I miss the old WSJ. All my working life it was the gold-standard for open-minded, thorough and imaginative newspapering – daily journalism that was conservative in the most meaningful sense of the word. Especially illuminating was the running battle of the news pages with the paper’s own editorial page, which began in earnest after Robert Bartley was chosen to run the opinion page in 1972. A potent source of bold ideas, vibrant cultural criticism and much misinformation, the Journal’s editorialists pioneered the idea that big budget deficits were a useful means of reining in the tasks assigned to governments. They are among the last skeptics that greenhouse gas emission are the main cause of global warming.
The values of the news pages of the WSJ are now widely diffused in the industry. Both The New York Times and The Washington Post are led by editors, Jill Abramson and Marcus Brauchli, who rose to high positions there. Bloomberg content director Pearlstine was the WSJ managing editor for eight years and executive editor for two. And Thomson Reuters’ Adler hired as his deputy Paul Ingrassia, former head of Dow Jones News Services.
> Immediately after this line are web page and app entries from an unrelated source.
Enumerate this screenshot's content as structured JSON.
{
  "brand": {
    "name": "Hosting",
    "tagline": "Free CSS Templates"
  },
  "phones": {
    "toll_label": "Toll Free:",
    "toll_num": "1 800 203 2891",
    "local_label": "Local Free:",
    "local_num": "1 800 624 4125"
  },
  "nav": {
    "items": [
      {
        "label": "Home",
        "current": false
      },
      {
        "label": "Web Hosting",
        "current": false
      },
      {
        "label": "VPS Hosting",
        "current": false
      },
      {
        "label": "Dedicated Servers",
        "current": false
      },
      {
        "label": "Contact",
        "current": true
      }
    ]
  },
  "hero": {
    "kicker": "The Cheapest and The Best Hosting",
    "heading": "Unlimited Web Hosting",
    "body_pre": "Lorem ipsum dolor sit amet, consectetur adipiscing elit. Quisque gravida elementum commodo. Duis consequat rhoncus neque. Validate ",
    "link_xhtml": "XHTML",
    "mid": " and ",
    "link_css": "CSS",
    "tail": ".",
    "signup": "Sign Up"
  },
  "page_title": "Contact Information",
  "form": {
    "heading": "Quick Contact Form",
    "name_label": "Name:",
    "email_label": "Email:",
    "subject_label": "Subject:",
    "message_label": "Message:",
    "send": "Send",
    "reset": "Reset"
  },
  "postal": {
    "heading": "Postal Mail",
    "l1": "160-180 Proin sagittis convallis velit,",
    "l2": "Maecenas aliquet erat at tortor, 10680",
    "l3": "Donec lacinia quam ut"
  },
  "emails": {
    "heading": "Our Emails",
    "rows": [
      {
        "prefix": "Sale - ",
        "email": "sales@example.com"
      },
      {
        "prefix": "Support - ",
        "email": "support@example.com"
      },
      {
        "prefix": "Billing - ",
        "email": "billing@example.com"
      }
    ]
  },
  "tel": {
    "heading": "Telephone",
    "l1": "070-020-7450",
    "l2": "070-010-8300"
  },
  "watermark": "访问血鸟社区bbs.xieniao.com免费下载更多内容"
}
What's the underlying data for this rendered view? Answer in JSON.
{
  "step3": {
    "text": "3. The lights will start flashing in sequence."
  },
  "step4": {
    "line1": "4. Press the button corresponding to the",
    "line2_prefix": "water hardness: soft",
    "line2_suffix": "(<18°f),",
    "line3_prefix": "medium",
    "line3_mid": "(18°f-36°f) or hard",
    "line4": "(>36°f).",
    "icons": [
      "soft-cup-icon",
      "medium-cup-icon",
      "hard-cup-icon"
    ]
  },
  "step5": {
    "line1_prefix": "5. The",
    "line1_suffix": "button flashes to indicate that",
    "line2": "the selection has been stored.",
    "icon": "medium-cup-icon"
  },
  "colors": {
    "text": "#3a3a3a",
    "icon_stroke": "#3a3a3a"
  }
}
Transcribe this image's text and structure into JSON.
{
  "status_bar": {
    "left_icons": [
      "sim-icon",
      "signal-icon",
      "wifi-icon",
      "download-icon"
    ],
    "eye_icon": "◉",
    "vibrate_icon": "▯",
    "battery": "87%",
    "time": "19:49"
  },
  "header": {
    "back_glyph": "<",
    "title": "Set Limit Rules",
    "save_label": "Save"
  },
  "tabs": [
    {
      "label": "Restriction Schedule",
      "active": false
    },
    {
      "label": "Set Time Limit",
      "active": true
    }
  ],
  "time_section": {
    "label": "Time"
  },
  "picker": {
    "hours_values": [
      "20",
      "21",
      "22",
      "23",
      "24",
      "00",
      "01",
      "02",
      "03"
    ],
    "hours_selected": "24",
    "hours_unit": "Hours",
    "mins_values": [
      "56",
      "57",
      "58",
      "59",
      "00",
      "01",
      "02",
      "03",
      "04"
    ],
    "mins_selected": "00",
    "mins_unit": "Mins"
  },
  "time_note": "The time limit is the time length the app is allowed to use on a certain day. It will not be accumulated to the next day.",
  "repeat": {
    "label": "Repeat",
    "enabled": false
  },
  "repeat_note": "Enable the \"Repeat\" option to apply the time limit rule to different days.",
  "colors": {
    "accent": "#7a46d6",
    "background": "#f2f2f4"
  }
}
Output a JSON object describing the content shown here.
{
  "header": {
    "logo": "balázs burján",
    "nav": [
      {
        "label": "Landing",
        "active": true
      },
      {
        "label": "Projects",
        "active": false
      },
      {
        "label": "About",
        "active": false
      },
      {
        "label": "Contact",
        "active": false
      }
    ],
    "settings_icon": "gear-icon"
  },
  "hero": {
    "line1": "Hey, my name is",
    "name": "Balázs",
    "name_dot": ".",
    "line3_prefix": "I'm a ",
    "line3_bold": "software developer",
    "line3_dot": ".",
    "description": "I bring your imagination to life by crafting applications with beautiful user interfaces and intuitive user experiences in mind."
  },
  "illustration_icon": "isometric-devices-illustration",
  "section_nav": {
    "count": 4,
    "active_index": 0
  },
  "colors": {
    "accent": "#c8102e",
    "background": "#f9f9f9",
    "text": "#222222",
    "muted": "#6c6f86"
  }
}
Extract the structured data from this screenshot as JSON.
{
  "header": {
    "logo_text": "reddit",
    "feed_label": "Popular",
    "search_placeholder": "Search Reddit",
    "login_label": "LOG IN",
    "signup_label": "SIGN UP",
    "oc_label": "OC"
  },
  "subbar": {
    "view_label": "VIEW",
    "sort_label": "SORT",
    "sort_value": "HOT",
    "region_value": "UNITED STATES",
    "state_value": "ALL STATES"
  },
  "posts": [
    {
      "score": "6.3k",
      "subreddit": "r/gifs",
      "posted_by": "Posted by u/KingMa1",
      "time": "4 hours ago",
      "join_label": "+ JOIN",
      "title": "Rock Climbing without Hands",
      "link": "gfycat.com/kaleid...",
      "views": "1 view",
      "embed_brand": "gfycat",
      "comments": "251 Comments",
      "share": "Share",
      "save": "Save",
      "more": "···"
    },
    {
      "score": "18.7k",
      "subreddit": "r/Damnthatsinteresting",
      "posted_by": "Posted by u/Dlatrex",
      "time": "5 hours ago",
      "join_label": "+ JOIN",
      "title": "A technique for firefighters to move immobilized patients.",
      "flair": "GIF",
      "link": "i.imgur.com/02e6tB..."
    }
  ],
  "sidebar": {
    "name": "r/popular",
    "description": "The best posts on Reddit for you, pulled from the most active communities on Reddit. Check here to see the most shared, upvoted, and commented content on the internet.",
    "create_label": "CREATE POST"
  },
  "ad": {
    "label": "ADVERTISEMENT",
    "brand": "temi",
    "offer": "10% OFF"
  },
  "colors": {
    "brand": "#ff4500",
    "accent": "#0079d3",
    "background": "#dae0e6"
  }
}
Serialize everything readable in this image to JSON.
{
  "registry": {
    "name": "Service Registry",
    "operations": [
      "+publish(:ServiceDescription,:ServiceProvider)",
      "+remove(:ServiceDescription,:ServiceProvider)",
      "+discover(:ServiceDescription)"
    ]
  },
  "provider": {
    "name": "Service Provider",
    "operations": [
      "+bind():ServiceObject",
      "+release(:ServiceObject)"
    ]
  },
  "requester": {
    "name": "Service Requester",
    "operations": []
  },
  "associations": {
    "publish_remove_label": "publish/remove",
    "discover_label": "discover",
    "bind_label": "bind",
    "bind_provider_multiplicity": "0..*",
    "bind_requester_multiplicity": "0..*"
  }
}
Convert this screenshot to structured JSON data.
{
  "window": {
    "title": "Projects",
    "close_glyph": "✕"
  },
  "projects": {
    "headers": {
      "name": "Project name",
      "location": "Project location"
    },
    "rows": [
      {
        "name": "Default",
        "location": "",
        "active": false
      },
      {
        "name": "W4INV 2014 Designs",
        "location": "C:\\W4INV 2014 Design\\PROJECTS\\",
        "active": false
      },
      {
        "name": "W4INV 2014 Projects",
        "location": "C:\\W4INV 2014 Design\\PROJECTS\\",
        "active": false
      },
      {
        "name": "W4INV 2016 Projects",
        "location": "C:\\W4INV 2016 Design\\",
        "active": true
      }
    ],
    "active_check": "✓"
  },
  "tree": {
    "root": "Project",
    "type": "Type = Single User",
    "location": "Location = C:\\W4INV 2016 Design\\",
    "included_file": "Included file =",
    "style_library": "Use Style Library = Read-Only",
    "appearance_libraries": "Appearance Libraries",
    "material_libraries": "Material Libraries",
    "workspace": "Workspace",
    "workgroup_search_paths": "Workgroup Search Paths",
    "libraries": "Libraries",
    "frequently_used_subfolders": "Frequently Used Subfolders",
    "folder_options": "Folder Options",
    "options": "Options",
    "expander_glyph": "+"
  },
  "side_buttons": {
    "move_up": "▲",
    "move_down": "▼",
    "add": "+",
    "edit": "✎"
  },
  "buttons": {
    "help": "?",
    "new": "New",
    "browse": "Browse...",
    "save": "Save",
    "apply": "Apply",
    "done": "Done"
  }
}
So it may not matter all that much in the long run that Murdoch is gradually imposing his ways on the Journal itself. And for now, at least, it remains a wonderful newspaper, staffed by talented journalists who are still responding for the most part to the old incentives. Most of them would rather be there than anywhere else. The demise of the sensibility of the old WSJ, though, is a shame – a much greater loss than the dear old A&P.